EXERCISE REQUIREMENTS> Print out the data that follows exactly, character for character, apart from the pictures.

(DATASET EXCERPTS begins)

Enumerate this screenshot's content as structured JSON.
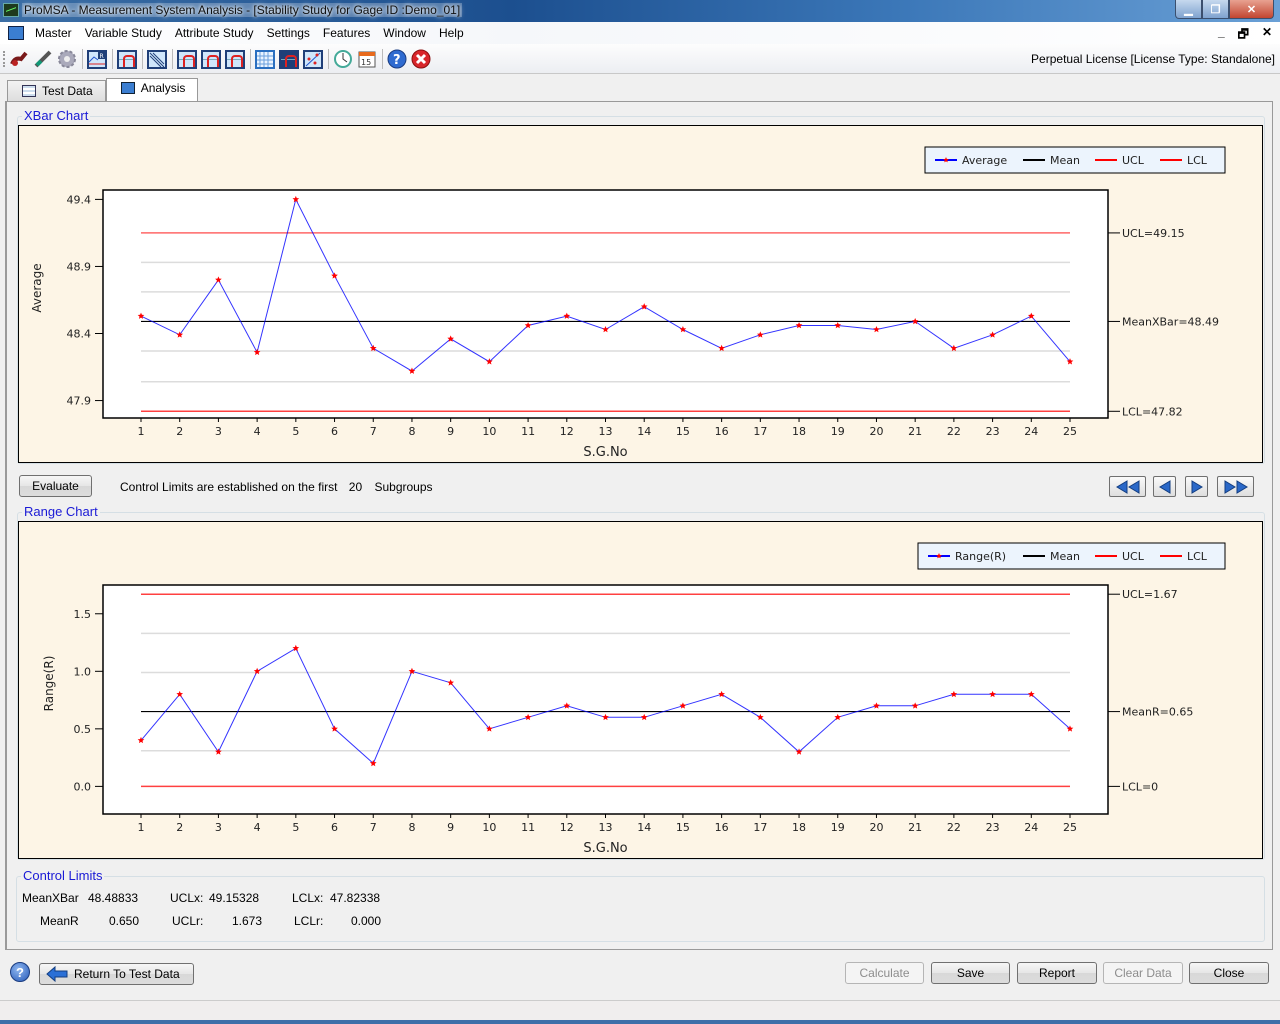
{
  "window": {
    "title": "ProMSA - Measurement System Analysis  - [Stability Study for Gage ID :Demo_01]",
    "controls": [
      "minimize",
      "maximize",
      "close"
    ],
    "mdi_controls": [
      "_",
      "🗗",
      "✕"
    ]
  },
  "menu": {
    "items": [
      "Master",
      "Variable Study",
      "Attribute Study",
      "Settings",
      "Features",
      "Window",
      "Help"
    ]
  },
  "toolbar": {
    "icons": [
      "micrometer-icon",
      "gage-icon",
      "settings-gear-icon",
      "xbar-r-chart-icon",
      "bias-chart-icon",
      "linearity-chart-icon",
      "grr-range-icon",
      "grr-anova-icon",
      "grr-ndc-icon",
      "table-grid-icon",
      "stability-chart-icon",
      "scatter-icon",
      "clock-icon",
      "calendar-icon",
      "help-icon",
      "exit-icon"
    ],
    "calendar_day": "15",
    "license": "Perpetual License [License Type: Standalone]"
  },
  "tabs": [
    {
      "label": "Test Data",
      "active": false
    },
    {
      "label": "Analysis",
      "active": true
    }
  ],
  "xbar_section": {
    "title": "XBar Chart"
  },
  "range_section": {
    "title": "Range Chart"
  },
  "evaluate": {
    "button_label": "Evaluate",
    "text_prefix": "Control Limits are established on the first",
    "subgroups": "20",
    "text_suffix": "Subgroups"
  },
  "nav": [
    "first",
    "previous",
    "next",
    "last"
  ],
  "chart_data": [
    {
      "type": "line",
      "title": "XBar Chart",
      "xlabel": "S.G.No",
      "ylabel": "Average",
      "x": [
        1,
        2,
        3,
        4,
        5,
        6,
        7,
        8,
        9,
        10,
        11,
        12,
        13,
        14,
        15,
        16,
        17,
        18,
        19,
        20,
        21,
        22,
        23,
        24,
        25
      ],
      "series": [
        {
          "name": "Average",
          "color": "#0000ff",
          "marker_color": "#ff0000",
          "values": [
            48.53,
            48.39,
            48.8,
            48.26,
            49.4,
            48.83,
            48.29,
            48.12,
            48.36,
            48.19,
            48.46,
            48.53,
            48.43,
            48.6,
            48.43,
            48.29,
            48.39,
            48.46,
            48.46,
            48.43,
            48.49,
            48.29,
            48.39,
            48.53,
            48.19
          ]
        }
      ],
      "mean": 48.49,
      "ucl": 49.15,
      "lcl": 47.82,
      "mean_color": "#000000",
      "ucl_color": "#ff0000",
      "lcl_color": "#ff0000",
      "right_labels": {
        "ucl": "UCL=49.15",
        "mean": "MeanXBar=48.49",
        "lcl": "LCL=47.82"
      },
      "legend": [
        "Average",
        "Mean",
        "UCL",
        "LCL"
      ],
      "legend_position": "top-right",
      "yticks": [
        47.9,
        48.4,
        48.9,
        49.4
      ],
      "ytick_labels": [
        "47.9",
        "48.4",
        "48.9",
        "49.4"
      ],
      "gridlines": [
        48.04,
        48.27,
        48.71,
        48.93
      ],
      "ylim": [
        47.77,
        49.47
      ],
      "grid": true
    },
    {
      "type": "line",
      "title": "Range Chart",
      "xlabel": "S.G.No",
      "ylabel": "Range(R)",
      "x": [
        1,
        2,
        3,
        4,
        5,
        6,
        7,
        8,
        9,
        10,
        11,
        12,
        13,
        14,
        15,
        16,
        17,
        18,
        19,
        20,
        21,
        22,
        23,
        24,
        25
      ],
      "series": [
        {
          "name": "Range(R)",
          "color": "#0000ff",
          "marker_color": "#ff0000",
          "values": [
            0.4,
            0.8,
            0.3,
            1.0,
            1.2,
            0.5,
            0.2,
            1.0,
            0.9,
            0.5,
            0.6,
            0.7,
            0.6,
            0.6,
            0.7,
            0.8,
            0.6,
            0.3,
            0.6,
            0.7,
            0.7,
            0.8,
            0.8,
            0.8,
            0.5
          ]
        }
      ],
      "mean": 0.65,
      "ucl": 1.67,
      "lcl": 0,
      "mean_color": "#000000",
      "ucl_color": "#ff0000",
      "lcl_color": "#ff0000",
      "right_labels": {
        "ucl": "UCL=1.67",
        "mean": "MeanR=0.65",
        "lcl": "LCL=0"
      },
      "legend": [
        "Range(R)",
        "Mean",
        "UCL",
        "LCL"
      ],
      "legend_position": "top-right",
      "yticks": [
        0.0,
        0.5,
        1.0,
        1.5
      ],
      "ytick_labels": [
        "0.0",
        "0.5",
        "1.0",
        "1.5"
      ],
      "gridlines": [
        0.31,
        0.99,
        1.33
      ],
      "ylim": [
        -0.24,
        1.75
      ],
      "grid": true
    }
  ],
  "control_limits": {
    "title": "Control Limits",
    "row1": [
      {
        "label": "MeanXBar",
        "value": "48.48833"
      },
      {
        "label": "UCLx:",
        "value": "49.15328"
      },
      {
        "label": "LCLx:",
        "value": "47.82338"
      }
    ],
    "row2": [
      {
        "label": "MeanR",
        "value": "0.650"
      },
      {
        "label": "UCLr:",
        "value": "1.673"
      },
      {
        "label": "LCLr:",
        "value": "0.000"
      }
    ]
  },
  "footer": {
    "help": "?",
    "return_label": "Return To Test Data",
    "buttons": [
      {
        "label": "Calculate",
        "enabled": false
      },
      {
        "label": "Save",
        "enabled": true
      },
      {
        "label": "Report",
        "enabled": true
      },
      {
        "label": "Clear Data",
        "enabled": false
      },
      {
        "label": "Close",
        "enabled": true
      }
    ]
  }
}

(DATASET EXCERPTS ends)

EXERCISE RESPONSE>
Enumerate this screenshot's content as structured JSON.
{
  "window": {
    "title": "ProMSA - Measurement System Analysis  - [Stability Study for Gage ID :Demo_01]",
    "controls": [
      "minimize",
      "maximize",
      "close"
    ],
    "mdi_controls": [
      "_",
      "🗗",
      "✕"
    ]
  },
  "menu": {
    "items": [
      "Master",
      "Variable Study",
      "Attribute Study",
      "Settings",
      "Features",
      "Window",
      "Help"
    ]
  },
  "toolbar": {
    "icons": [
      "micrometer-icon",
      "gage-icon",
      "settings-gear-icon",
      "xbar-r-chart-icon",
      "bias-chart-icon",
      "linearity-chart-icon",
      "grr-range-icon",
      "grr-anova-icon",
      "grr-ndc-icon",
      "table-grid-icon",
      "stability-chart-icon",
      "scatter-icon",
      "clock-icon",
      "calendar-icon",
      "help-icon",
      "exit-icon"
    ],
    "calendar_day": "15",
    "license": "Perpetual License [License Type: Standalone]"
  },
  "tabs": [
    {
      "label": "Test Data",
      "active": false
    },
    {
      "label": "Analysis",
      "active": true
    }
  ],
  "xbar_section": {
    "title": "XBar Chart"
  },
  "range_section": {
    "title": "Range Chart"
  },
  "evaluate": {
    "button_label": "Evaluate",
    "text_prefix": "Control Limits are established on the first",
    "subgroups": "20",
    "text_suffix": "Subgroups"
  },
  "nav": [
    "first",
    "previous",
    "next",
    "last"
  ],
  "chart_data": [
    {
      "type": "line",
      "title": "XBar Chart",
      "xlabel": "S.G.No",
      "ylabel": "Average",
      "x": [
        1,
        2,
        3,
        4,
        5,
        6,
        7,
        8,
        9,
        10,
        11,
        12,
        13,
        14,
        15,
        16,
        17,
        18,
        19,
        20,
        21,
        22,
        23,
        24,
        25
      ],
      "series": [
        {
          "name": "Average",
          "color": "#0000ff",
          "marker_color": "#ff0000",
          "values": [
            48.53,
            48.39,
            48.8,
            48.26,
            49.4,
            48.83,
            48.29,
            48.12,
            48.36,
            48.19,
            48.46,
            48.53,
            48.43,
            48.6,
            48.43,
            48.29,
            48.39,
            48.46,
            48.46,
            48.43,
            48.49,
            48.29,
            48.39,
            48.53,
            48.19
          ]
        }
      ],
      "mean": 48.49,
      "ucl": 49.15,
      "lcl": 47.82,
      "mean_color": "#000000",
      "ucl_color": "#ff0000",
      "lcl_color": "#ff0000",
      "right_labels": {
        "ucl": "UCL=49.15",
        "mean": "MeanXBar=48.49",
        "lcl": "LCL=47.82"
      },
      "legend": [
        "Average",
        "Mean",
        "UCL",
        "LCL"
      ],
      "legend_position": "top-right",
      "yticks": [
        47.9,
        48.4,
        48.9,
        49.4
      ],
      "ytick_labels": [
        "47.9",
        "48.4",
        "48.9",
        "49.4"
      ],
      "gridlines": [
        48.04,
        48.27,
        48.71,
        48.93
      ],
      "ylim": [
        47.77,
        49.47
      ],
      "grid": true
    },
    {
      "type": "line",
      "title": "Range Chart",
      "xlabel": "S.G.No",
      "ylabel": "Range(R)",
      "x": [
        1,
        2,
        3,
        4,
        5,
        6,
        7,
        8,
        9,
        10,
        11,
        12,
        13,
        14,
        15,
        16,
        17,
        18,
        19,
        20,
        21,
        22,
        23,
        24,
        25
      ],
      "series": [
        {
          "name": "Range(R)",
          "color": "#0000ff",
          "marker_color": "#ff0000",
          "values": [
            0.4,
            0.8,
            0.3,
            1.0,
            1.2,
            0.5,
            0.2,
            1.0,
            0.9,
            0.5,
            0.6,
            0.7,
            0.6,
            0.6,
            0.7,
            0.8,
            0.6,
            0.3,
            0.6,
            0.7,
            0.7,
            0.8,
            0.8,
            0.8,
            0.5
          ]
        }
      ],
      "mean": 0.65,
      "ucl": 1.67,
      "lcl": 0,
      "mean_color": "#000000",
      "ucl_color": "#ff0000",
      "lcl_color": "#ff0000",
      "right_labels": {
        "ucl": "UCL=1.67",
        "mean": "MeanR=0.65",
        "lcl": "LCL=0"
      },
      "legend": [
        "Range(R)",
        "Mean",
        "UCL",
        "LCL"
      ],
      "legend_position": "top-right",
      "yticks": [
        0.0,
        0.5,
        1.0,
        1.5
      ],
      "ytick_labels": [
        "0.0",
        "0.5",
        "1.0",
        "1.5"
      ],
      "gridlines": [
        0.31,
        0.99,
        1.33
      ],
      "ylim": [
        -0.24,
        1.75
      ],
      "grid": true
    }
  ],
  "control_limits": {
    "title": "Control Limits",
    "row1": [
      {
        "label": "MeanXBar",
        "value": "48.48833"
      },
      {
        "label": "UCLx:",
        "value": "49.15328"
      },
      {
        "label": "LCLx:",
        "value": "47.82338"
      }
    ],
    "row2": [
      {
        "label": "MeanR",
        "value": "0.650"
      },
      {
        "label": "UCLr:",
        "value": "1.673"
      },
      {
        "label": "LCLr:",
        "value": "0.000"
      }
    ]
  },
  "footer": {
    "help": "?",
    "return_label": "Return To Test Data",
    "buttons": [
      {
        "label": "Calculate",
        "enabled": false
      },
      {
        "label": "Save",
        "enabled": true
      },
      {
        "label": "Report",
        "enabled": true
      },
      {
        "label": "Clear Data",
        "enabled": false
      },
      {
        "label": "Close",
        "enabled": true
      }
    ]
  }
}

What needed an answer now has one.